Recognized as the continent’s largest train manufacturing plant, Gibela is taking up the 51-billon-rand ($3-billion, 2.8-billion-euro) contract in a time when the South African rail infrastructure is in ruins.
South Africa’s railway infrastructure suffered the most during the coronavirus lockdown, with thieves plundering anything from cables and handrails to bricks and doors.
In the strictest months of confinement last year, looters went to work on unguarded stations and railway infrastructure, making off with almost anything that could be ripped off or cut down and carted off.
According to state-owned rail operator Passenger Rail Agency of South Africa (PRASA), more than 80% of the country’s train stations have been vandalised majorly within the long months of lockdown.
Gibela has a contract to build a fleet of 3,600 coaches or 600 complete trains — including wagons and engines — by the turn of the decade.
Since 2018, the factory has produced more than 50 complete trains, of which 16 have been dispatched to Cape Town and Durban while the rest are safely locked away at a storage depot in Pretoria awaiting deployment.
After overcoming teething troubles and falling behind schedule, Gibela is ramping up production.
“We will have to deliver 62 trains per year until the end of the project,” Gibela factory manager Loic Le Gorrec told AFP.

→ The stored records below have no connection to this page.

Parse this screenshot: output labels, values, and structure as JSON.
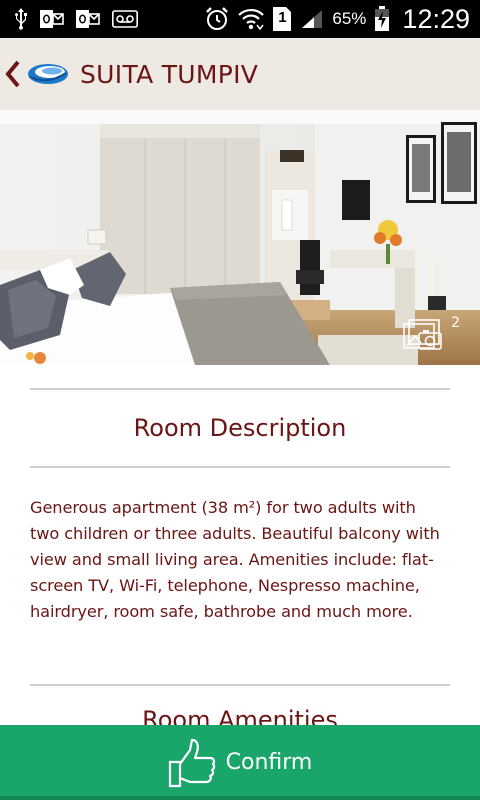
{
  "status_bar": {
    "icons": [
      "usb-icon",
      "outlook-icon",
      "outlook-icon",
      "voicemail-icon",
      "alarm-icon",
      "wifi-icon",
      "sim-icon",
      "signal-icon",
      "battery-charging-icon"
    ],
    "sim_slot": "1",
    "battery_percent": "65%",
    "time": "12:29"
  },
  "header": {
    "title": "SUITA TUMPIV",
    "back_icon": "chevron-left-icon",
    "logo_icon": "hotel-logo-icon"
  },
  "photo": {
    "gallery_icon": "photo-gallery-icon",
    "count": "2"
  },
  "description_section": {
    "heading": "Room Description",
    "text": "Generous apartment (38 m²) for two adults with two children or three adults. Beautiful balcony with view and small living area. Amenities include: flat-screen TV, Wi-Fi, telephone, Nespresso machine, hairdryer, room safe, bathrobe and much more."
  },
  "amenities_section": {
    "heading": "Room Amenities"
  },
  "confirm": {
    "label": "Confirm",
    "icon": "thumbs-up-icon"
  },
  "colors": {
    "status_bar": "#000000",
    "header_bg": "#eee9e3",
    "accent_text": "#6b1515",
    "confirm_bg": "#1aa56a",
    "divider": "#cfcfcf"
  }
}
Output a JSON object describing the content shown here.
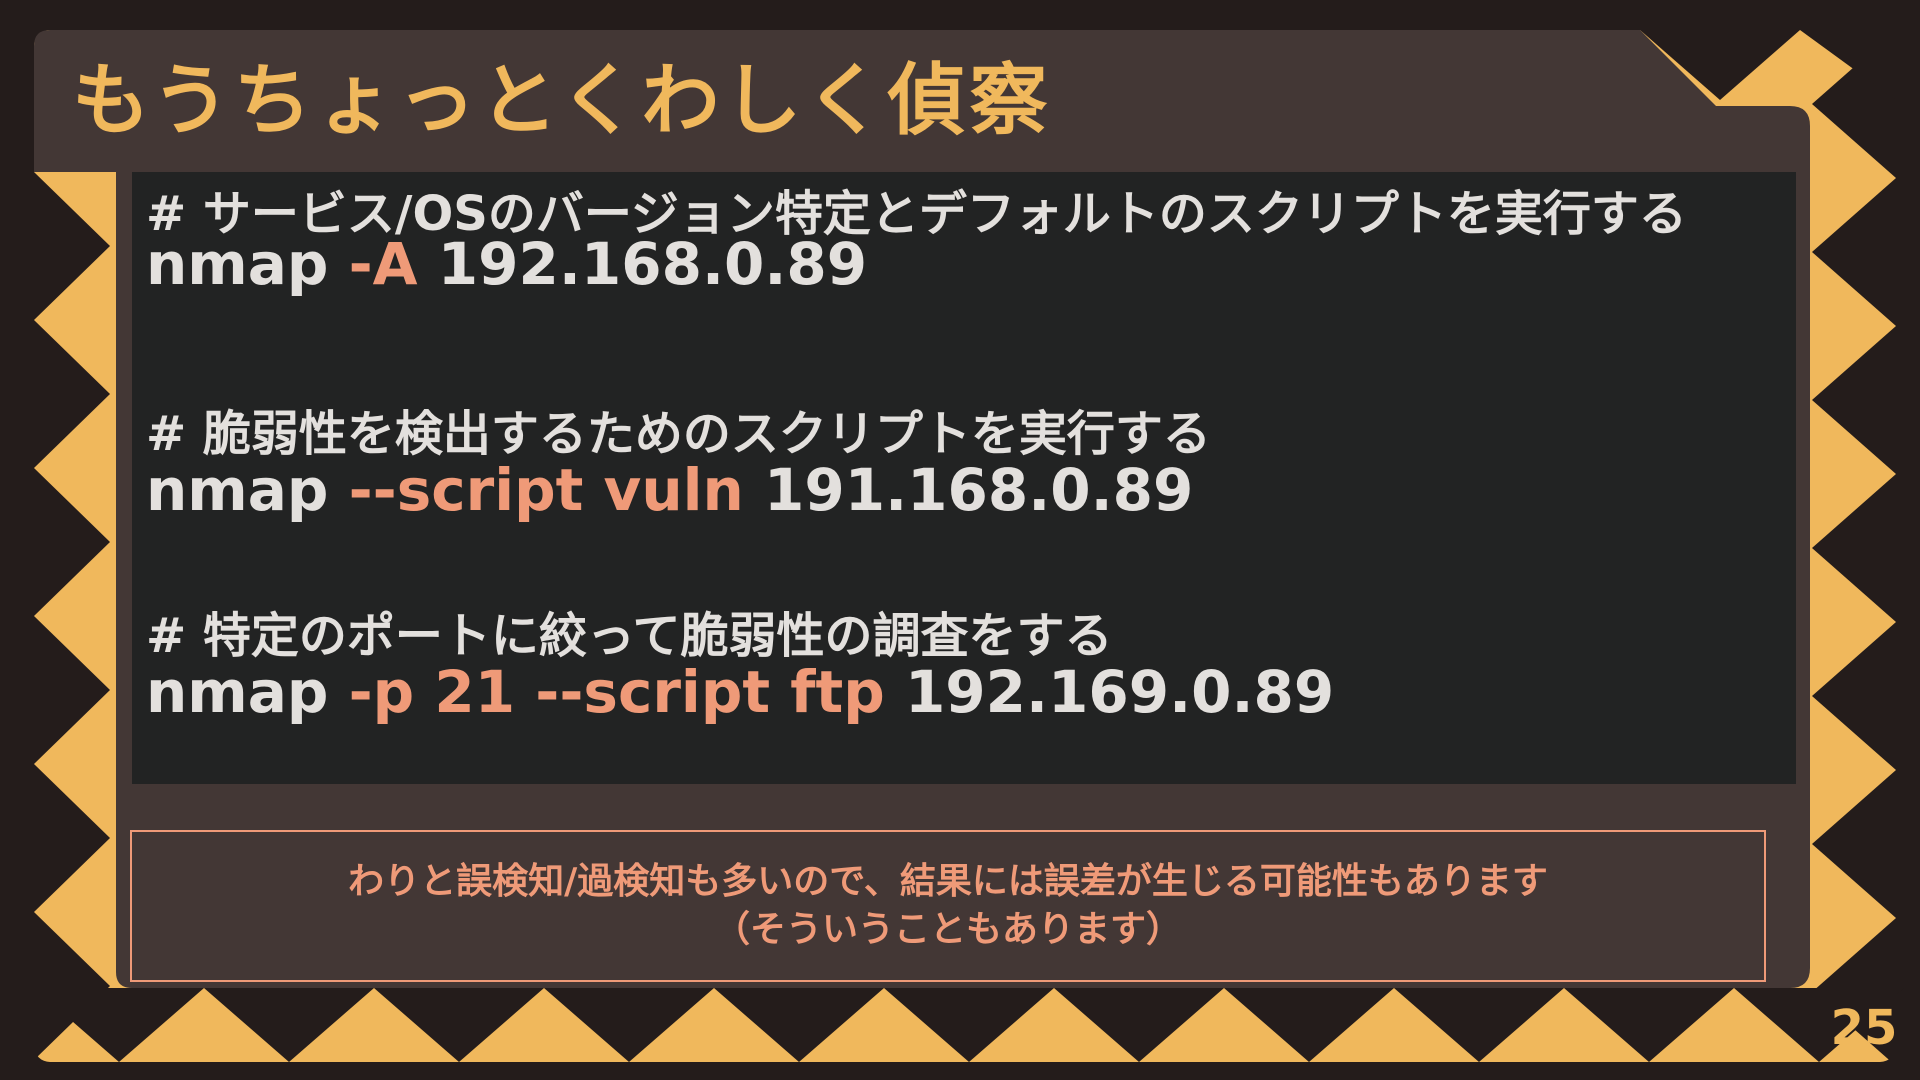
{
  "slide": {
    "title": "もうちょっとくわしく偵察",
    "page_number": "25",
    "colors": {
      "accent": "#f0b85c",
      "highlight": "#ef9a78",
      "panel": "#433735",
      "code_bg": "#222323",
      "text": "#e3e0dd",
      "dark": "#241c1b"
    }
  },
  "code": {
    "block1": {
      "comment": "# サービス/OSのバージョン特定とデフォルトのスクリプトを実行する",
      "cmd": "nmap",
      "option": "-A",
      "target": "192.168.0.89"
    },
    "block2": {
      "comment": "# 脆弱性を検出するためのスクリプトを実行する",
      "cmd": "nmap",
      "option": "--script vuln",
      "target": "191.168.0.89"
    },
    "block3": {
      "comment": "# 特定のポートに絞って脆弱性の調査をする",
      "cmd": "nmap",
      "option": "-p 21 --script ftp",
      "target": "192.169.0.89"
    }
  },
  "note": {
    "line1": "わりと誤検知/過検知も多いので、結果には誤差が生じる可能性もあります",
    "line2": "（そういうこともあります）"
  }
}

Alstom’s Southern Africa regional general manager Bernard Peille said: “Having this target of producing two cars per day in two years… (Gibela) should be basically one of the fastest production factories in the world, not only in Africa.”